Oregon Is Receiving New Residents

Recently released information shows that people are moving to Oregon again. Officials are making this determination based on surrendered driver’s licenses. As the pandemic has receded, there are signs that people once more are moving to Oregon — and in numbers even greater than before the pandemic. 

Driver’s licenses are being turned in. The number of people surrendering out-of-state driver’s licenses averaged 9,600 a month over the past year, according to state data, up 35% compared to the year before COVID-19. Migration into Oregon from other states plunged in 2020 as people hunkered down to ride out the pandemic. That was a widespread phenomenon, but it worried Oregon economists because the state relies on migrants to drive economic growth and for an infusion of professional skills.

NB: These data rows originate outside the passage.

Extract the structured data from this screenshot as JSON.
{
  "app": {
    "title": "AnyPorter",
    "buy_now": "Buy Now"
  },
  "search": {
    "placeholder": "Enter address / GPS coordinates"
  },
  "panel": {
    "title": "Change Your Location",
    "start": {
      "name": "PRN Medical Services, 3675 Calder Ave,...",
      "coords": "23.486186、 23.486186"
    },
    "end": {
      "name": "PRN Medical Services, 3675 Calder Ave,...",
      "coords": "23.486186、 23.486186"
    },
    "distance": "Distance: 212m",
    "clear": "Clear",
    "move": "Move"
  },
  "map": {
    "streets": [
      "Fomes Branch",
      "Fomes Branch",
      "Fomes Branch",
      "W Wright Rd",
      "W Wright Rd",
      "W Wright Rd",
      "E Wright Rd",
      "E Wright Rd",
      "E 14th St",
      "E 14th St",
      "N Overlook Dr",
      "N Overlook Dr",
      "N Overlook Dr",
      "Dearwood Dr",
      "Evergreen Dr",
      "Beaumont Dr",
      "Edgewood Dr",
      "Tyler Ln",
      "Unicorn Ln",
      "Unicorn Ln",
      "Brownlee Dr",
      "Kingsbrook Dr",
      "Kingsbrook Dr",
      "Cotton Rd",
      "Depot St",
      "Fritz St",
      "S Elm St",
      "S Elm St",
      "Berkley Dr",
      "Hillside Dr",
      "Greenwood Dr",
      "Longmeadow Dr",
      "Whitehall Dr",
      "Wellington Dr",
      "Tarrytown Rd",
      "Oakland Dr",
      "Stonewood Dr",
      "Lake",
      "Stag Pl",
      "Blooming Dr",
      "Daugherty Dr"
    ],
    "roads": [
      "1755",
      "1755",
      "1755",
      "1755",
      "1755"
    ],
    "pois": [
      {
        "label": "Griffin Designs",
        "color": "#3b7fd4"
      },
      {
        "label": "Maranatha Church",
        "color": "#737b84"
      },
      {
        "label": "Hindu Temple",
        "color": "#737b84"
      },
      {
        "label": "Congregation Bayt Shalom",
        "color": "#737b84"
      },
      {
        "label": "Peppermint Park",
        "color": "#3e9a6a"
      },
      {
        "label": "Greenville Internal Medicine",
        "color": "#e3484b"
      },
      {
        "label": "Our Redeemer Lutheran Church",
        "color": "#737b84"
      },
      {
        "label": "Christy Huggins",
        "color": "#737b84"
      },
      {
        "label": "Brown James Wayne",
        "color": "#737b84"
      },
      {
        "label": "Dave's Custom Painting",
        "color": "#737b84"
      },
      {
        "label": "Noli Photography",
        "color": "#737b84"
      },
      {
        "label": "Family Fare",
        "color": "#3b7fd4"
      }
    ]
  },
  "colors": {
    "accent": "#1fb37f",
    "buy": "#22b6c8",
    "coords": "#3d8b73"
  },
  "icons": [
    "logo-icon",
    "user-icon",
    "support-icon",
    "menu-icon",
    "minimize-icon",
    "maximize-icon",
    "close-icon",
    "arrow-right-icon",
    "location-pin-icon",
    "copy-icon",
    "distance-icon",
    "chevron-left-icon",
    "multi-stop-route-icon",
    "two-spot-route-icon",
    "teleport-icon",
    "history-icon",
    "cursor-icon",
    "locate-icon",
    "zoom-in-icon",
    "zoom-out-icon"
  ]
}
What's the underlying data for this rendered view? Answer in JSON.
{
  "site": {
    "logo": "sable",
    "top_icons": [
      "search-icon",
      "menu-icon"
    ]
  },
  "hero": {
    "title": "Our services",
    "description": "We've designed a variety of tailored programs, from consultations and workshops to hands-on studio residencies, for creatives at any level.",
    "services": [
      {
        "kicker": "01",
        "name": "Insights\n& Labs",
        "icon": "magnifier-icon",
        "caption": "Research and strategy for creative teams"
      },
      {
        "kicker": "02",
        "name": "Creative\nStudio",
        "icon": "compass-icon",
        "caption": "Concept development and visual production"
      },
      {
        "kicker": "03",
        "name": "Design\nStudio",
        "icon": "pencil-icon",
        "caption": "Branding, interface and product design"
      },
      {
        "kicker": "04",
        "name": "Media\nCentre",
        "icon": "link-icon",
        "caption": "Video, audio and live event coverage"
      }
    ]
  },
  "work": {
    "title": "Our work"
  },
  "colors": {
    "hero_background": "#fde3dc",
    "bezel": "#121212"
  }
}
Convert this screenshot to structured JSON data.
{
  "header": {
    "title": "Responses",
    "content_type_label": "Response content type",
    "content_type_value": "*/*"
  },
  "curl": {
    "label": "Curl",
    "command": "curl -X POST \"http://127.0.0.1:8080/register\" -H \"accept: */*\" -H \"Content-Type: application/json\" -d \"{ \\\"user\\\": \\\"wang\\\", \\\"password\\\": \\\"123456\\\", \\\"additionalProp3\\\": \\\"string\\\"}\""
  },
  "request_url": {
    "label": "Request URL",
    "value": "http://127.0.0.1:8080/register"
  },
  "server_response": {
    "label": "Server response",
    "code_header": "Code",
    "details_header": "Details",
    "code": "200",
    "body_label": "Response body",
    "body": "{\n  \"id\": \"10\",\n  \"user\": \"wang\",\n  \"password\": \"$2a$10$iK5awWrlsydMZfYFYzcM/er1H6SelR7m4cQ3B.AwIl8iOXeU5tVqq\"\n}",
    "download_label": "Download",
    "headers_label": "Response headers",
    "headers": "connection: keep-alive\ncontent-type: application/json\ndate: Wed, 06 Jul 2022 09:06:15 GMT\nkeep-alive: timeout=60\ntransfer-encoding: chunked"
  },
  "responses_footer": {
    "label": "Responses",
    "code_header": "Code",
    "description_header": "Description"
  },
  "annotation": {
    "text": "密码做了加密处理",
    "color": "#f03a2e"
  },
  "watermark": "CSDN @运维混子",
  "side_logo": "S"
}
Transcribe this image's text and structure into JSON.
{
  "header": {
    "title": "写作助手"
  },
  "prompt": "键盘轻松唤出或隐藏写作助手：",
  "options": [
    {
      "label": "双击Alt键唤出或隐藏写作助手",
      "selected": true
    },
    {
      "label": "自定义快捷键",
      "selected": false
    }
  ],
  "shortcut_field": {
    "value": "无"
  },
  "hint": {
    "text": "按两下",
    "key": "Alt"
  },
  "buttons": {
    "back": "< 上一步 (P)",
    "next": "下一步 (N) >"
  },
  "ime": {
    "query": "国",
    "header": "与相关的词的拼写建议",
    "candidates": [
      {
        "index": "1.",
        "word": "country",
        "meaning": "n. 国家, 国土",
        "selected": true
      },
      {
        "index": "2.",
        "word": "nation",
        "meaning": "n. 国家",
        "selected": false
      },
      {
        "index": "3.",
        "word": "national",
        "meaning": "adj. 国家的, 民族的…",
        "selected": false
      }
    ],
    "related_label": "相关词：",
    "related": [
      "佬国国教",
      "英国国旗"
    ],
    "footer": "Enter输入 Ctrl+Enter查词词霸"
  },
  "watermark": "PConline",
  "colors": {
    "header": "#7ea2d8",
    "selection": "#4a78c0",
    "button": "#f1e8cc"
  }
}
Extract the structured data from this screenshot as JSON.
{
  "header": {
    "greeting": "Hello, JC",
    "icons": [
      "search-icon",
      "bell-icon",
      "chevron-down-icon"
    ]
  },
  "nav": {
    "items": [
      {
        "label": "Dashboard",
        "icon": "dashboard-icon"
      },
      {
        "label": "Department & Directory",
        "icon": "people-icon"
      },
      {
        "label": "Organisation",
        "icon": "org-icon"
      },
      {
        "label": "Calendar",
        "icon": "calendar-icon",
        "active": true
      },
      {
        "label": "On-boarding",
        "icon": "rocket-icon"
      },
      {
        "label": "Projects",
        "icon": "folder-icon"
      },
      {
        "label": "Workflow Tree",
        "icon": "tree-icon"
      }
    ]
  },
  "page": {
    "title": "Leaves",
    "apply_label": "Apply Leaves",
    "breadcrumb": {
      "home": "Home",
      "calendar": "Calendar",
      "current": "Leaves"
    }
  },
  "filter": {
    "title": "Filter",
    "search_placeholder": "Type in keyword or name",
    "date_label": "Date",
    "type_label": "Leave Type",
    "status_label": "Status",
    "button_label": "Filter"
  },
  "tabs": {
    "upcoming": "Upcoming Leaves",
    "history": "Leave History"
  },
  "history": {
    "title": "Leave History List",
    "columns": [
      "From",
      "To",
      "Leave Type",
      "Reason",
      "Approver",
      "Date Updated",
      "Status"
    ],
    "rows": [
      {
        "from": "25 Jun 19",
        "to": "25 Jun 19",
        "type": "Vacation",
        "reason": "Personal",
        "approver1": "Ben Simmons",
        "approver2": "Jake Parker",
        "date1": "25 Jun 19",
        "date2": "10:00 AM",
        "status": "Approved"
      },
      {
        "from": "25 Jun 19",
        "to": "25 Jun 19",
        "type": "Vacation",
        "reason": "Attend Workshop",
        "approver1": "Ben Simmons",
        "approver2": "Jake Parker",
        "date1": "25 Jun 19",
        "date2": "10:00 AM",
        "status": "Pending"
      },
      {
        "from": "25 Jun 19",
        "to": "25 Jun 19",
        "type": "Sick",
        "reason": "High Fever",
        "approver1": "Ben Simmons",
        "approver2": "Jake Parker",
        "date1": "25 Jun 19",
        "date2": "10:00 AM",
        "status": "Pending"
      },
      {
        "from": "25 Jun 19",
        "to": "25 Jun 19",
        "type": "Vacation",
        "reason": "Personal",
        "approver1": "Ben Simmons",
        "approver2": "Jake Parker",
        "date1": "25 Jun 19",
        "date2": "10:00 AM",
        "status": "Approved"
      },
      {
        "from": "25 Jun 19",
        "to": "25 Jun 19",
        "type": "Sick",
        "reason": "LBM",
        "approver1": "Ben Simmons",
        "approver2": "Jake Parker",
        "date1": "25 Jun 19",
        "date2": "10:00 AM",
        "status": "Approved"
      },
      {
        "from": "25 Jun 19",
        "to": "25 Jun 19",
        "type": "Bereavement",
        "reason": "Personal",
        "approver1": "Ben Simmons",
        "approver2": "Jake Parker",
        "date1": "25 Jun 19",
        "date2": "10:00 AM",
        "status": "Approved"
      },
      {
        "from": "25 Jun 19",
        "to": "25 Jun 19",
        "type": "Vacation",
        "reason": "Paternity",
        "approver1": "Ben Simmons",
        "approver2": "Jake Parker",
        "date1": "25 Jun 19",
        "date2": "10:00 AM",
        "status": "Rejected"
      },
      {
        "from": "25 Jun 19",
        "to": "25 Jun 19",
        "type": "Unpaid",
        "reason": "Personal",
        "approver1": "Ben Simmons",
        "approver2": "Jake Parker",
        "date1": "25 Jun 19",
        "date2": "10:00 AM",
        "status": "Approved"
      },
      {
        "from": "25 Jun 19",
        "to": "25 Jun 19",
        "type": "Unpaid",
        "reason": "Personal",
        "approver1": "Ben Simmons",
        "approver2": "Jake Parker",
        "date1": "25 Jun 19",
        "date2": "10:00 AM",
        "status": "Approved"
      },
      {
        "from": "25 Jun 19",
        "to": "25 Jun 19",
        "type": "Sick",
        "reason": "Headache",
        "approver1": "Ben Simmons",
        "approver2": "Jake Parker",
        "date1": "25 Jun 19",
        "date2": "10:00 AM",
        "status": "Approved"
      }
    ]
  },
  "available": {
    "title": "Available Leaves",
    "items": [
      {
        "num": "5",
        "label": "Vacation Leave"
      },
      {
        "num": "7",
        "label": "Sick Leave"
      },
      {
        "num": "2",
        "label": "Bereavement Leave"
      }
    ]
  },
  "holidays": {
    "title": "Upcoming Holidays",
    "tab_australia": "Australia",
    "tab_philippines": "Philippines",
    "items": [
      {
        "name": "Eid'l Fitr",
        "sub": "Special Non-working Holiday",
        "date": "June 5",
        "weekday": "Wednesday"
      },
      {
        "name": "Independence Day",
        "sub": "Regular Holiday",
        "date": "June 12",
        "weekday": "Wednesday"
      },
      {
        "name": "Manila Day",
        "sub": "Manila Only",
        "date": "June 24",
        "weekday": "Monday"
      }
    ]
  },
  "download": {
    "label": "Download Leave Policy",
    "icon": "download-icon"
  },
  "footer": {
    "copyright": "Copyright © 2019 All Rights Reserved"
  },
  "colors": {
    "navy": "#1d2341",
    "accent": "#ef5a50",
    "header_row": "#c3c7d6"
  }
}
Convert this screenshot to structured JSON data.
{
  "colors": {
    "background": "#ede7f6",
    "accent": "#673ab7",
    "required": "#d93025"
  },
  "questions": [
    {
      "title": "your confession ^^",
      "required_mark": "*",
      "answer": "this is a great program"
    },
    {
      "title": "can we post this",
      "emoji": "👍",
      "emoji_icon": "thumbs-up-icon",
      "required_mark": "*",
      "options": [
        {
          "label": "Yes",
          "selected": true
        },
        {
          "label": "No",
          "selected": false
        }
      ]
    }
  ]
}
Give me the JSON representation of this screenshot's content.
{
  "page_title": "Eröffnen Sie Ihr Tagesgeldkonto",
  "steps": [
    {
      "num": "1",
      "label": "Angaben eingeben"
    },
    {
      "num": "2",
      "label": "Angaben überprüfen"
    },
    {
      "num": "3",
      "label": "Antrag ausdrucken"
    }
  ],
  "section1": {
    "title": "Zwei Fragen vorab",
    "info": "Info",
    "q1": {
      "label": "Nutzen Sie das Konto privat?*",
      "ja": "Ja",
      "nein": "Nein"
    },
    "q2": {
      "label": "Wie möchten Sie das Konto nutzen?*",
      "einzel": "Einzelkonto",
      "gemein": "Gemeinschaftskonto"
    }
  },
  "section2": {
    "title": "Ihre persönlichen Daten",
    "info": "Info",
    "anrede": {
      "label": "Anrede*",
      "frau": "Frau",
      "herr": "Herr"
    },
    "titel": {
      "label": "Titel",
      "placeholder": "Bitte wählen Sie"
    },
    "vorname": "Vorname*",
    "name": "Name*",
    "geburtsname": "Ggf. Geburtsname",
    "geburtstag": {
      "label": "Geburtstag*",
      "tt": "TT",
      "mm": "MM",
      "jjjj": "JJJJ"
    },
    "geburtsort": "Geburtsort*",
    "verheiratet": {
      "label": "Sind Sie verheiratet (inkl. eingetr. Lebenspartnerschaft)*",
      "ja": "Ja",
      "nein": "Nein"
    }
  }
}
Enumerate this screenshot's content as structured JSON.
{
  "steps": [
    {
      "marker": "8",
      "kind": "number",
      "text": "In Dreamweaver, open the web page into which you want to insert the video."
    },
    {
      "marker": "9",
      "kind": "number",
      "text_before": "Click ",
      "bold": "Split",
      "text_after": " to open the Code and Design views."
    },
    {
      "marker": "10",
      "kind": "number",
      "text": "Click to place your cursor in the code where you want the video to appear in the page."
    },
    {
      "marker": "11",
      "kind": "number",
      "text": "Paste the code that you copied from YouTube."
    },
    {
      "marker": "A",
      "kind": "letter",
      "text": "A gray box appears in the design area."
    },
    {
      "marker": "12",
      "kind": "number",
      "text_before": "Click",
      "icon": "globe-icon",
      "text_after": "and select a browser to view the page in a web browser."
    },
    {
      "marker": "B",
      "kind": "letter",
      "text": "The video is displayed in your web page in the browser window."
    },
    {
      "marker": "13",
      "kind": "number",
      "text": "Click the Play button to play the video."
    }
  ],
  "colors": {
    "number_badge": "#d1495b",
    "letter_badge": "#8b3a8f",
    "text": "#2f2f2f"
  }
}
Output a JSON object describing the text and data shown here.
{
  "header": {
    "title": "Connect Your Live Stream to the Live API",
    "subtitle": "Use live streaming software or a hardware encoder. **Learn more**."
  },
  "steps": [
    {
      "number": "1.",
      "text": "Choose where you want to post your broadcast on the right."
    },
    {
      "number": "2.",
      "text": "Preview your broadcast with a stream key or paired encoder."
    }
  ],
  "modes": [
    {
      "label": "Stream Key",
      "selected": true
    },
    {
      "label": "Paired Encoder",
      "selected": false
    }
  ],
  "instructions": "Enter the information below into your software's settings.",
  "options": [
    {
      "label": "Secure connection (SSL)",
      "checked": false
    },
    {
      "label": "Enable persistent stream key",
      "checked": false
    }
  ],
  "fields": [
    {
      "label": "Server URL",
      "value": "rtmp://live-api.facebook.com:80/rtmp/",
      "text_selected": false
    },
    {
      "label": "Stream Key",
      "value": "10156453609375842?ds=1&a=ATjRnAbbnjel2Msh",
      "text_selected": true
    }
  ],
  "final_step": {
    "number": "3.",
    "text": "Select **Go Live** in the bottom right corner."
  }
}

This data is important for a number of reasons and experts are documenting it. Portland State University and the U.S. Census will issue updated population estimates later in the fall. Driver’s license data from Washington suggest that the number of people heading north from Oregon is in line with historical patterns.The need for continued in-migration is especially acute because deaths in Oregon now outnumber births. So future population growth will have to come from outside the state.

Based on the data available, Oregon remains an attractive destination and people still want to move to the state. Not everyone who moves to Oregon gets a driver’s license, of course, but those who do serve as a good proxy for larger migration patterns. Californians represent a third of all the arrivals in the data, by far the greatest share. (Washington is No. 2, at 20%.)

The driver’s licenses are just part of the story, though. The government’s primary form of identification tell us nothing about how many people are leaving Oregon.

Federal data suggests accelerated departures from large urban areas with relatively high housing costs, including from Portland and Seattle. Oregon driver’s license data might be skewed by a new computer system at the Department of Motor Vehicles, or by a backlog in driver’s license applications from the pandemic, or by the pending switch to the Real ID federal security standard.